In 1985, for example, more than ten pitchers threw ten+ complete games. Reardon led the league with 41 saves in over 80 INN pitched. He came into 35 games in the 7th or 8th inning. When you look closely at it, it really is remarkable just *how* recently it has been since all teams have gone to the "closer" model (and even more recently, the subsequent development of the EIGHTH INNING GUY).

27 Sliced Bread   ~  Apr 6, 2011 12:08 pm

intelligent arguments all around, as always.
I didn't see the inning. Went to sleep with visions of a 4-zip victory in my head. But based on what I've read and heard about Soriano's crappy inning, I'm siding with those who observed that it was completely ARod's fault.

28 RIYank   ~  Apr 6, 2011 12:20 pm

[26] Yeah, maybe that's right. I was thinking Sutter, but it wasn't till much later that there was a pitcher on a team assigned to most of the 'closing' situations. Lee Smith, maybe? Franco?

29 The Hawk   ~  Apr 6, 2011 1:56 pm

Anyone know why they pitched Sabathia last night, and Garcia tonight?

30 cult of basebaal   ~  Apr 6, 2011 1:57 pm

[29] To line up Sabathia for this weekend's series against the Red Sox.

31 The Hawk   ~  Apr 6, 2011 2:12 pm

[30] Really? That's sort of pitiful in April

32 Raf   ~  Apr 6, 2011 3:47 pm

[31] Still, can't say I'm surprised they wanted to keep CC on his regular turn.

33 The Hawk   ~  Apr 6, 2011 4:06 pm

[32] Sure but I'd figure the same for AJ too

34 Raf   ~  Apr 6, 2011 4:56 pm

[33] AJ may still be under the weather.

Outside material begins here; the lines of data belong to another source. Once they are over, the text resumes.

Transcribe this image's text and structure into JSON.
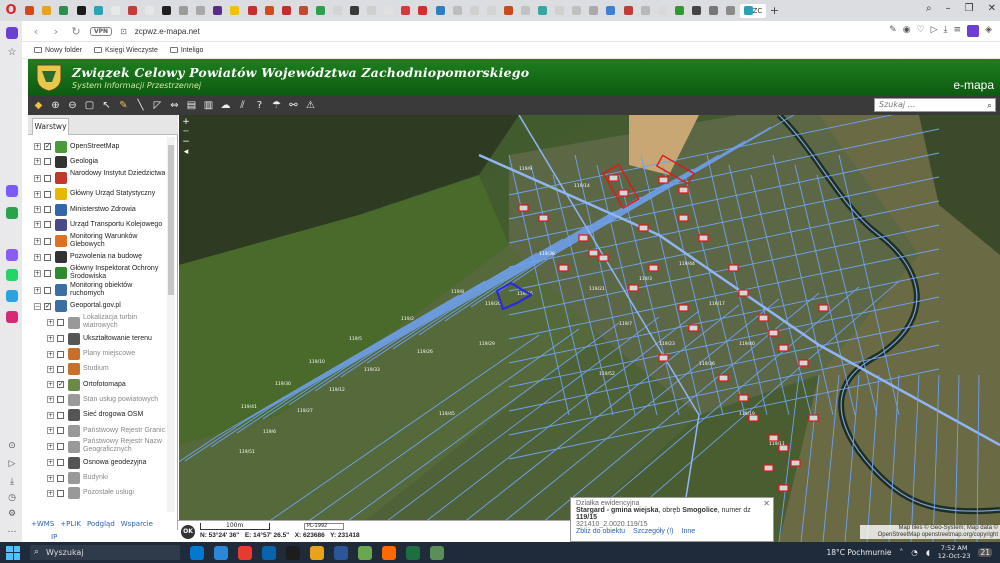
{
  "browser": {
    "url": "zcpwz.e-mapa.net",
    "vpn_label": "VPN",
    "active_tab_label": "ZC",
    "tab_colors": [
      "#d9461c",
      "#e8a21c",
      "#2d8f4e",
      "#1b1b1b",
      "#2aa3b4",
      "#e9e9e9",
      "#c73a3a",
      "#e6e6e6",
      "#1f1f1f",
      "#9b9b9b",
      "#a8a8a8",
      "#5a2d8a",
      "#f2c200",
      "#c72d2d",
      "#d14b1b",
      "#c42e2e",
      "#c44a2e",
      "#2ba14e",
      "#d4d4d4",
      "#3a3a3a",
      "#cfcfcf",
      "#e0e0e0",
      "#d13b3b",
      "#d62e2e",
      "#2d7fc1",
      "#bdbdbd",
      "#d0d0d0",
      "#d4d4d4",
      "#c94a1b",
      "#c2c2c2",
      "#37a7a0",
      "#d0d0d0",
      "#c0c0c0",
      "#aaaaaa",
      "#3f7fcf",
      "#c33a3a",
      "#b8b8b8",
      "#d9d9d9",
      "#2e9b2e",
      "#444444",
      "#777777",
      "#8b8b8b",
      "#2aa3b4"
    ]
  },
  "bookmarks": [
    {
      "label": "Nowy folder",
      "icon": "folder-icon"
    },
    {
      "label": "Księgi Wieczyste",
      "icon": "gear-icon"
    },
    {
      "label": "Inteligo",
      "icon": "circle-icon"
    }
  ],
  "header": {
    "title": "Związek Celowy Powiatów Województwa Zachodniopomorskiego",
    "subtitle": "System Informacji Przestrzennej",
    "brand": "e-mapa"
  },
  "toolbar": {
    "search_placeholder": "Szukaj ..."
  },
  "panel": {
    "tab_label": "Warstwy",
    "layers": [
      {
        "label": "OpenStreetMap",
        "checked": true,
        "level": 0,
        "color": "#4a9a3a",
        "dim": false,
        "icon": "openstreetmap-icon"
      },
      {
        "label": "Geologia",
        "checked": false,
        "level": 0,
        "color": "#333333",
        "dim": false,
        "icon": "hammer-icon"
      },
      {
        "label": "Narodowy Instytut Dziedzictwa",
        "checked": false,
        "level": 0,
        "color": "#c0392b",
        "dim": false,
        "icon": "heritage-icon"
      },
      {
        "label": "Główny Urząd Statystyczny",
        "checked": false,
        "level": 0,
        "color": "#e6b800",
        "dim": false,
        "icon": "statistics-icon"
      },
      {
        "label": "Ministerstwo Zdrowia",
        "checked": false,
        "level": 0,
        "color": "#3366aa",
        "dim": false,
        "icon": "health-icon"
      },
      {
        "label": "Urząd Transportu Kolejowego",
        "checked": false,
        "level": 0,
        "color": "#4a4a8a",
        "dim": false,
        "icon": "railway-icon"
      },
      {
        "label": "Monitoring Warunków Glebowych",
        "checked": false,
        "level": 0,
        "color": "#e07020",
        "dim": false,
        "icon": "soil-icon"
      },
      {
        "label": "Pozwolenia na budowę",
        "checked": false,
        "level": 0,
        "color": "#333333",
        "dim": false,
        "icon": "building-permit-icon"
      },
      {
        "label": "Główny Inspektorat Ochrony Środowiska",
        "checked": false,
        "level": 0,
        "color": "#2e8b2e",
        "dim": false,
        "icon": "environment-icon"
      },
      {
        "label": "Monitoring obiektów ruchomych",
        "checked": false,
        "level": 0,
        "color": "#3b6ea5",
        "dim": false,
        "icon": "satellite-icon"
      },
      {
        "label": "Geoportal.gov.pl",
        "checked": true,
        "level": 0,
        "color": "#3b6ea5",
        "dim": false,
        "icon": "geoportal-icon"
      },
      {
        "label": "Lokalizacja turbin wiatrowych",
        "checked": false,
        "level": 1,
        "color": "#999999",
        "dim": true,
        "icon": "wind-turbine-icon"
      },
      {
        "label": "Ukształtowanie terenu",
        "checked": false,
        "level": 1,
        "color": "#555555",
        "dim": false,
        "icon": "terrain-icon"
      },
      {
        "label": "Plany miejscowe",
        "checked": false,
        "level": 1,
        "color": "#c8702a",
        "dim": true,
        "icon": "plans-icon"
      },
      {
        "label": "Studium",
        "checked": false,
        "level": 1,
        "color": "#c8702a",
        "dim": true,
        "icon": "study-icon"
      },
      {
        "label": "Ortofotomapa",
        "checked": true,
        "level": 1,
        "color": "#6a8a4a",
        "dim": false,
        "icon": "orthophoto-icon"
      },
      {
        "label": "Stan usług powiatowych",
        "checked": false,
        "level": 1,
        "color": "#999999",
        "dim": true,
        "icon": "services-icon"
      },
      {
        "label": "Sieć drogowa OSM",
        "checked": false,
        "level": 1,
        "color": "#555555",
        "dim": false,
        "icon": "road-network-icon"
      },
      {
        "label": "Państwowy Rejestr Granic",
        "checked": false,
        "level": 1,
        "color": "#999999",
        "dim": true,
        "icon": "borders-icon"
      },
      {
        "label": "Państwowy Rejestr Nazw Geograficznych",
        "checked": false,
        "level": 1,
        "color": "#999999",
        "dim": true,
        "icon": "geonames-icon"
      },
      {
        "label": "Osnowa geodezyjna",
        "checked": false,
        "level": 1,
        "color": "#555555",
        "dim": false,
        "icon": "geodetic-network-icon"
      },
      {
        "label": "Budynki",
        "checked": false,
        "level": 1,
        "color": "#999999",
        "dim": true,
        "icon": "buildings-icon"
      },
      {
        "label": "Pozostałe usługi",
        "checked": false,
        "level": 1,
        "color": "#999999",
        "dim": true,
        "icon": "other-services-icon"
      }
    ],
    "footer_links": [
      "+WMS",
      "+PLIK",
      "Podgląd",
      "Wsparcie"
    ],
    "footer_ip": "IP"
  },
  "map": {
    "parcel_labels": [
      "119/15",
      "119/20",
      "119/8",
      "119/2",
      "119/5",
      "119/10",
      "119/30",
      "119/41",
      "119/26",
      "119/33",
      "119/12",
      "119/27",
      "119/6",
      "119/51",
      "119/9",
      "119/14",
      "119/38",
      "119/21",
      "119/3",
      "119/44",
      "119/17",
      "119/40",
      "119/23",
      "119/7",
      "119/36",
      "119/19",
      "119/11",
      "119/52",
      "119/29",
      "119/45"
    ],
    "info": {
      "heading": "Działka ewidencyjna",
      "body_bold_prefix": "Stargard - gmina wiejska",
      "body_mid": ", obręb ",
      "body_bold_mid": "Smogolice",
      "body_suffix": ", numer dz ",
      "body_bold_suffix": "119/15",
      "code": "321410_2.0020.119/15",
      "links": [
        "Zbliż do obiektu",
        "Szczegóły (!)",
        "Inne"
      ]
    },
    "attribution": "Map tiles © Geo-System; Map data © OpenStreetMap openstreetmap.org/copyright"
  },
  "status": {
    "ok_label": "OK",
    "scale_label": "100m",
    "crs": "PL-1992",
    "lat": "N: 53°24' 36\"",
    "lon": "E: 14°57' 26.5\"",
    "x": "X: 623686",
    "y": "Y: 231418"
  },
  "taskbar": {
    "search": "Wyszukaj",
    "weather": "18°C  Pochmurnie",
    "time": "7:52 AM",
    "date": "12-Oct-23",
    "notif": "21",
    "app_colors": [
      "#0078d4",
      "#2b88d8",
      "#e63b2e",
      "#0a64ad",
      "#1d1d1d",
      "#e8a317",
      "#2b579a",
      "#6aa84f",
      "#ff6a00",
      "#1d6f42",
      "#5a8f5a"
    ]
  }
}
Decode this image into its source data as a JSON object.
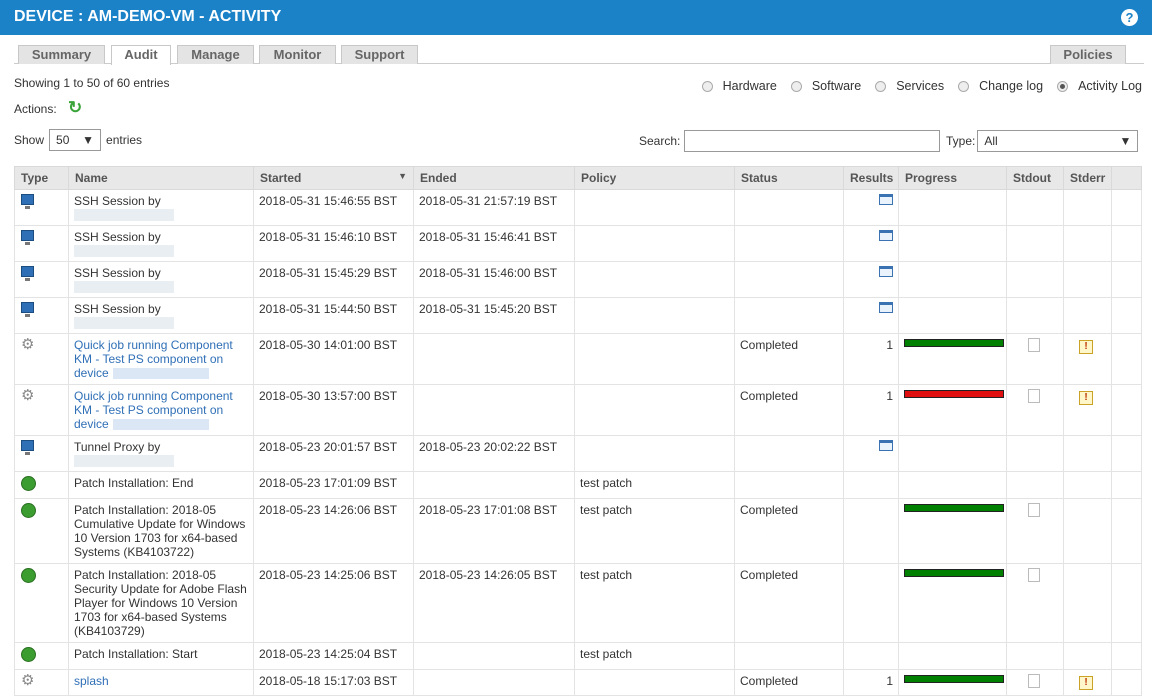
{
  "header": {
    "title": "DEVICE : AM-DEMO-VM - ACTIVITY",
    "help": "?"
  },
  "tabs": [
    {
      "label": "Summary",
      "active": false
    },
    {
      "label": "Audit",
      "active": true
    },
    {
      "label": "Manage",
      "active": false
    },
    {
      "label": "Monitor",
      "active": false
    },
    {
      "label": "Support",
      "active": false
    }
  ],
  "policies_tab": "Policies",
  "showing": "Showing 1 to 50 of 60 entries",
  "views": [
    {
      "label": "Hardware",
      "selected": false
    },
    {
      "label": "Software",
      "selected": false
    },
    {
      "label": "Services",
      "selected": false
    },
    {
      "label": "Change log",
      "selected": false
    },
    {
      "label": "Activity Log",
      "selected": true
    }
  ],
  "actions_label": "Actions:",
  "show_label": "Show",
  "show_value": "50",
  "entries_label": "entries",
  "search_label": "Search:",
  "search_value": "",
  "type_label": "Type:",
  "type_value": "All",
  "columns": [
    "Type",
    "Name",
    "Started",
    "Ended",
    "Policy",
    "Status",
    "Results",
    "Progress",
    "Stdout",
    "Stderr"
  ],
  "colors": {
    "header_bg": "#1b82c8",
    "progress_ok": "#008000",
    "progress_fail": "#e01010",
    "link": "#2f6fb6"
  },
  "rows": [
    {
      "icon": "computer-icon",
      "name": "SSH Session by",
      "blur": true,
      "link": false,
      "started": "2018-05-31 15:46:55 BST",
      "ended": "2018-05-31 21:57:19 BST",
      "policy": "",
      "status": "",
      "results": "",
      "has_results_icon": true,
      "progress": null,
      "stdout": false,
      "stderr": false
    },
    {
      "icon": "computer-icon",
      "name": "SSH Session by",
      "blur": true,
      "link": false,
      "started": "2018-05-31 15:46:10 BST",
      "ended": "2018-05-31 15:46:41 BST",
      "policy": "",
      "status": "",
      "results": "",
      "has_results_icon": true,
      "progress": null,
      "stdout": false,
      "stderr": false
    },
    {
      "icon": "computer-icon",
      "name": "SSH Session by",
      "blur": true,
      "link": false,
      "started": "2018-05-31 15:45:29 BST",
      "ended": "2018-05-31 15:46:00 BST",
      "policy": "",
      "status": "",
      "results": "",
      "has_results_icon": true,
      "progress": null,
      "stdout": false,
      "stderr": false
    },
    {
      "icon": "computer-icon",
      "name": "SSH Session by",
      "blur": true,
      "link": false,
      "started": "2018-05-31 15:44:50 BST",
      "ended": "2018-05-31 15:45:20 BST",
      "policy": "",
      "status": "",
      "results": "",
      "has_results_icon": true,
      "progress": null,
      "stdout": false,
      "stderr": false
    },
    {
      "icon": "gear-icon",
      "name": "Quick job running Component KM - Test PS component on device",
      "blur": false,
      "link": true,
      "started": "2018-05-30 14:01:00 BST",
      "ended": "",
      "policy": "",
      "status": "Completed",
      "results": "1",
      "has_results_icon": false,
      "progress": "ok",
      "stdout": true,
      "stderr": true
    },
    {
      "icon": "gear-icon",
      "name": "Quick job running Component KM - Test PS component on device",
      "blur": false,
      "link": true,
      "started": "2018-05-30 13:57:00 BST",
      "ended": "",
      "policy": "",
      "status": "Completed",
      "results": "1",
      "has_results_icon": false,
      "progress": "fail",
      "stdout": true,
      "stderr": true
    },
    {
      "icon": "computer-icon",
      "name": "Tunnel Proxy by",
      "blur": true,
      "link": false,
      "started": "2018-05-23 20:01:57 BST",
      "ended": "2018-05-23 20:02:22 BST",
      "policy": "",
      "status": "",
      "results": "",
      "has_results_icon": true,
      "progress": null,
      "stdout": false,
      "stderr": false
    },
    {
      "icon": "green-status-icon",
      "name": "Patch Installation: End",
      "blur": false,
      "link": false,
      "started": "2018-05-23 17:01:09 BST",
      "ended": "",
      "policy": "test patch",
      "status": "",
      "results": "",
      "has_results_icon": false,
      "progress": null,
      "stdout": false,
      "stderr": false
    },
    {
      "icon": "green-status-icon",
      "name": "Patch Installation: 2018-05 Cumulative Update for Windows 10 Version 1703 for x64-based Systems (KB4103722)",
      "blur": false,
      "link": false,
      "started": "2018-05-23 14:26:06 BST",
      "ended": "2018-05-23 17:01:08 BST",
      "policy": "test patch",
      "status": "Completed",
      "results": "",
      "has_results_icon": false,
      "progress": "ok",
      "stdout": true,
      "stderr": false
    },
    {
      "icon": "green-status-icon",
      "name": "Patch Installation: 2018-05 Security Update for Adobe Flash Player for Windows 10 Version 1703 for x64-based Systems (KB4103729)",
      "blur": false,
      "link": false,
      "started": "2018-05-23 14:25:06 BST",
      "ended": "2018-05-23 14:26:05 BST",
      "policy": "test patch",
      "status": "Completed",
      "results": "",
      "has_results_icon": false,
      "progress": "ok",
      "stdout": true,
      "stderr": false
    },
    {
      "icon": "green-status-icon",
      "name": "Patch Installation: Start",
      "blur": false,
      "link": false,
      "started": "2018-05-23 14:25:04 BST",
      "ended": "",
      "policy": "test patch",
      "status": "",
      "results": "",
      "has_results_icon": false,
      "progress": null,
      "stdout": false,
      "stderr": false
    },
    {
      "icon": "gear-icon",
      "name": "splash",
      "blur": false,
      "link": true,
      "started": "2018-05-18 15:17:03 BST",
      "ended": "",
      "policy": "",
      "status": "Completed",
      "results": "1",
      "has_results_icon": false,
      "progress": "ok",
      "stdout": true,
      "stderr": true
    }
  ]
}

feed Share on Facebook Share on Twitter Share via email
"This ain't football. We do this every day."
--Earl Weaver